## EXERCISE INPUTS
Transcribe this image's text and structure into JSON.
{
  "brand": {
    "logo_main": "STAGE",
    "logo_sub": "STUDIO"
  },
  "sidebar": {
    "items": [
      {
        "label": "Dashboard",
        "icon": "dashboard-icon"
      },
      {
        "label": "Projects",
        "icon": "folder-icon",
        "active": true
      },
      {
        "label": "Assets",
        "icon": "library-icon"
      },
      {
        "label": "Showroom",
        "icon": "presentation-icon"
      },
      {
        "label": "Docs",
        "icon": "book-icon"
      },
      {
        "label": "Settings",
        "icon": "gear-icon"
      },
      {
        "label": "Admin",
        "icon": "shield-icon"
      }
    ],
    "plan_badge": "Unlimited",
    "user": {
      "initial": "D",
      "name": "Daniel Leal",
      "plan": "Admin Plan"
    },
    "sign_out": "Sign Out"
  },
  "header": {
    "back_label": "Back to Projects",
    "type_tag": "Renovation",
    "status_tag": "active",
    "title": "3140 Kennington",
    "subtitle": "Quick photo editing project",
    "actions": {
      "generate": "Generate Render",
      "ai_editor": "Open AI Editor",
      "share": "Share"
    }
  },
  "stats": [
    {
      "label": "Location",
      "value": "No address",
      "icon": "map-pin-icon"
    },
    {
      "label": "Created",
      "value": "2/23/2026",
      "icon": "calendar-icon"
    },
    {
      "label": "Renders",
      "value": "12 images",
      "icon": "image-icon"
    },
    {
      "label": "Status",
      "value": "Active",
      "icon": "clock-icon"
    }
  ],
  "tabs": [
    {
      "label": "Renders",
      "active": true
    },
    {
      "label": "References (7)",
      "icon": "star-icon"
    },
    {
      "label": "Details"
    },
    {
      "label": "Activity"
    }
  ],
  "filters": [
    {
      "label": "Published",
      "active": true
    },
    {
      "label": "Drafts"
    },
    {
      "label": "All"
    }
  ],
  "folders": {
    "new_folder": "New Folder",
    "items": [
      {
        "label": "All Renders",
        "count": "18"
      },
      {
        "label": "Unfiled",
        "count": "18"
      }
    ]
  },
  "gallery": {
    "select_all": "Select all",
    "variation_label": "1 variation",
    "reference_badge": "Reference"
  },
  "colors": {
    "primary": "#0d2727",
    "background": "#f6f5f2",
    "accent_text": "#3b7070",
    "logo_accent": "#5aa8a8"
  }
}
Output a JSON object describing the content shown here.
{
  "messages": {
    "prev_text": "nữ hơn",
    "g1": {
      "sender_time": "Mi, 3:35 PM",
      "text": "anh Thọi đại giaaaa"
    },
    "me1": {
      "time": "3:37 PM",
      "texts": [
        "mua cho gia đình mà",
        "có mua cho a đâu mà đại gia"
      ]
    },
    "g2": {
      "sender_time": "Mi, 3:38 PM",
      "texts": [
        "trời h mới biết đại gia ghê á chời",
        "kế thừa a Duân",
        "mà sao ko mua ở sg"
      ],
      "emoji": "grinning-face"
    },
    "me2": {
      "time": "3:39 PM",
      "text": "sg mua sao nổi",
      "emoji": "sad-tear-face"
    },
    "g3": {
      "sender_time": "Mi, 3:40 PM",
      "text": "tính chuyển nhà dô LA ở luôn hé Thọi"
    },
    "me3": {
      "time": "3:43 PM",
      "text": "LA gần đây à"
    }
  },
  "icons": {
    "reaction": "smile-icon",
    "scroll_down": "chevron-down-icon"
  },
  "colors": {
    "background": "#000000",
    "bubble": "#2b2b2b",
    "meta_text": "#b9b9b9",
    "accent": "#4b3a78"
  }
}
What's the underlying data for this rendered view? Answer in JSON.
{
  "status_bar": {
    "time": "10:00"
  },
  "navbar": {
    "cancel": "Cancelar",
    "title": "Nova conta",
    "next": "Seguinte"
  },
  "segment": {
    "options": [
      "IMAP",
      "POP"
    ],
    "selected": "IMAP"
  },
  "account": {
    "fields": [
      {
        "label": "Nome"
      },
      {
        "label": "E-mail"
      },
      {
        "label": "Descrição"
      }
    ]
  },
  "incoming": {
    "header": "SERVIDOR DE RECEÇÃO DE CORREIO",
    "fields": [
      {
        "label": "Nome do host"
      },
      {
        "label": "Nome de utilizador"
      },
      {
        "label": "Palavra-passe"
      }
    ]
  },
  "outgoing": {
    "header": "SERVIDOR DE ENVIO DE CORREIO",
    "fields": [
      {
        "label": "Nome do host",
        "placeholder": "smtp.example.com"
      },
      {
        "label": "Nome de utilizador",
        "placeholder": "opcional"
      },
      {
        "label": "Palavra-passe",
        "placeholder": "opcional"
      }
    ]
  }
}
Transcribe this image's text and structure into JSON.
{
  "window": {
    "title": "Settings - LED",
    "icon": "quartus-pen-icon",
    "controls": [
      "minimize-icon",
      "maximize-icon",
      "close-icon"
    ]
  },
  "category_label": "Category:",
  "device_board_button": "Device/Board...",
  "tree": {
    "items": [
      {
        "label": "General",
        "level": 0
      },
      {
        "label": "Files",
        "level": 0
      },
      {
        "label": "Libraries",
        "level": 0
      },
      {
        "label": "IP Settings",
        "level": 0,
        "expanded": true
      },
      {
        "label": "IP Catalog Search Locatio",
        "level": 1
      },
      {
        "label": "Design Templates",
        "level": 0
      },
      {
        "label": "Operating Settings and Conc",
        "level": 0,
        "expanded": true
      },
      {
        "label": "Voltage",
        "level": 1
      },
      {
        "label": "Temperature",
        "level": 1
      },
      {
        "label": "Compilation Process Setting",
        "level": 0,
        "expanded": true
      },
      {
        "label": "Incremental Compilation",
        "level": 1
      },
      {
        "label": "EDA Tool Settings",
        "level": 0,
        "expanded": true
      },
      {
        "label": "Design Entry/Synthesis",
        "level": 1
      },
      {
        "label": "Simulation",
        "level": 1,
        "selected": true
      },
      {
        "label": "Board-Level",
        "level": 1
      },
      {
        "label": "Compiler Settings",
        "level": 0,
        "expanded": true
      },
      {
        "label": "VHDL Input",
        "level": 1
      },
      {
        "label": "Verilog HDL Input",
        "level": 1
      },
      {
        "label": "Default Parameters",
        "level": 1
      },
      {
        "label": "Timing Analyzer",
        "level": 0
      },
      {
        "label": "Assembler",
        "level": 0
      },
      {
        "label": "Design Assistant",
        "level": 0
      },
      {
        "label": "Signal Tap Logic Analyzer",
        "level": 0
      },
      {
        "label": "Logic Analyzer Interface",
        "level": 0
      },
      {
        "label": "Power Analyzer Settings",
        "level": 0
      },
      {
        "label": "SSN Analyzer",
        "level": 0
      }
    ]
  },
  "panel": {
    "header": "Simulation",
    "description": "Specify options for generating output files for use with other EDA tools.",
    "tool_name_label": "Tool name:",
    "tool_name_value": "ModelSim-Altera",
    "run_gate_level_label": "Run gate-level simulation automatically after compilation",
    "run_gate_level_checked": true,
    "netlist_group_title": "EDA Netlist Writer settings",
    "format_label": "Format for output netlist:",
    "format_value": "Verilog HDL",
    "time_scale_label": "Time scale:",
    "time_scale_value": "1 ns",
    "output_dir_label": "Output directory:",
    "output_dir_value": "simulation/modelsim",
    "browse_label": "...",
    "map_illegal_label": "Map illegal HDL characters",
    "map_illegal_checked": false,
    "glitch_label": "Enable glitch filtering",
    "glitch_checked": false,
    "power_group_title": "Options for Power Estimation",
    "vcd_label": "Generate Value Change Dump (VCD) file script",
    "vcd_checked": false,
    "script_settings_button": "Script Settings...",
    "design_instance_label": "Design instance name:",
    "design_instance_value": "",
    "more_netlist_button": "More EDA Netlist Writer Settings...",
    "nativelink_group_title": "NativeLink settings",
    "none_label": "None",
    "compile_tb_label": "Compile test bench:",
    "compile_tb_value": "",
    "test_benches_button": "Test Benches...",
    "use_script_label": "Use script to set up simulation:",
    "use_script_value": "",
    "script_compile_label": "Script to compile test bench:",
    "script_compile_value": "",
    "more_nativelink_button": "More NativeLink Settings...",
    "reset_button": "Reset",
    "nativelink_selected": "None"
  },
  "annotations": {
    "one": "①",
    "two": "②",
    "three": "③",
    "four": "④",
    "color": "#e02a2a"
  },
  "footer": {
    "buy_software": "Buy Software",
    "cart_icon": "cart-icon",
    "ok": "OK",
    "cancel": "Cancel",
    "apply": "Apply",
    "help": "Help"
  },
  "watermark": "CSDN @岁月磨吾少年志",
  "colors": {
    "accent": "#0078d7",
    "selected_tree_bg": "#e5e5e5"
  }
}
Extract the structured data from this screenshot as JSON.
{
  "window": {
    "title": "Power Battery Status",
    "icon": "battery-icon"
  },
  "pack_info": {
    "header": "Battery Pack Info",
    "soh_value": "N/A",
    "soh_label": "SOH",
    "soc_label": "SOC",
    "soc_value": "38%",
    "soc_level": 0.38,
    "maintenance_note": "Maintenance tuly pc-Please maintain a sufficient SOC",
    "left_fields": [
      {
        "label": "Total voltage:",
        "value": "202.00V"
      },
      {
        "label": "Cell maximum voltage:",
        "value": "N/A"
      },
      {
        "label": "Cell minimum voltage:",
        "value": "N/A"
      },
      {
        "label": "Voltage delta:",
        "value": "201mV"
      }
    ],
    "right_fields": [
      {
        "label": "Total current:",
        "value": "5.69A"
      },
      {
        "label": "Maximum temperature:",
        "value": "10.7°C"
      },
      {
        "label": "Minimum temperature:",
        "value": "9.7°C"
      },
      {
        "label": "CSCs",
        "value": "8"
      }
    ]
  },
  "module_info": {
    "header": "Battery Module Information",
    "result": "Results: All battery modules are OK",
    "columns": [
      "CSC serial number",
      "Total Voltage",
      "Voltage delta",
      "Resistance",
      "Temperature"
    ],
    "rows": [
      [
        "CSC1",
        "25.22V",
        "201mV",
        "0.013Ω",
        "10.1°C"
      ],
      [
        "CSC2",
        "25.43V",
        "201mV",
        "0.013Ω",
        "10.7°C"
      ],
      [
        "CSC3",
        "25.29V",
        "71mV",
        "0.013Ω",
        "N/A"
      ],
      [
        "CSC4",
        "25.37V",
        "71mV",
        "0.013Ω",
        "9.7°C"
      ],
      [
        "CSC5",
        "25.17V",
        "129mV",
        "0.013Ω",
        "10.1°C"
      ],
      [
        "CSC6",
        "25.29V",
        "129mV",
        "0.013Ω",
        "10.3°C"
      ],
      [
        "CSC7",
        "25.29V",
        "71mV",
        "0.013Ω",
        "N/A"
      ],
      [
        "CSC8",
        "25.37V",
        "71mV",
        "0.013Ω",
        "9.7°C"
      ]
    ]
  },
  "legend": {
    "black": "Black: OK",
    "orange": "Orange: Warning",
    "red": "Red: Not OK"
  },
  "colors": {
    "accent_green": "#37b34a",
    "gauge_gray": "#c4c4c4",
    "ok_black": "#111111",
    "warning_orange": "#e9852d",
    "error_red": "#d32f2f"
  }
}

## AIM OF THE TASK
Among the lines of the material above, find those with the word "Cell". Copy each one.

## EXPECTED OUTPUT
        "label": "Cell maximum voltage:",
        "label": "Cell minimum voltage:",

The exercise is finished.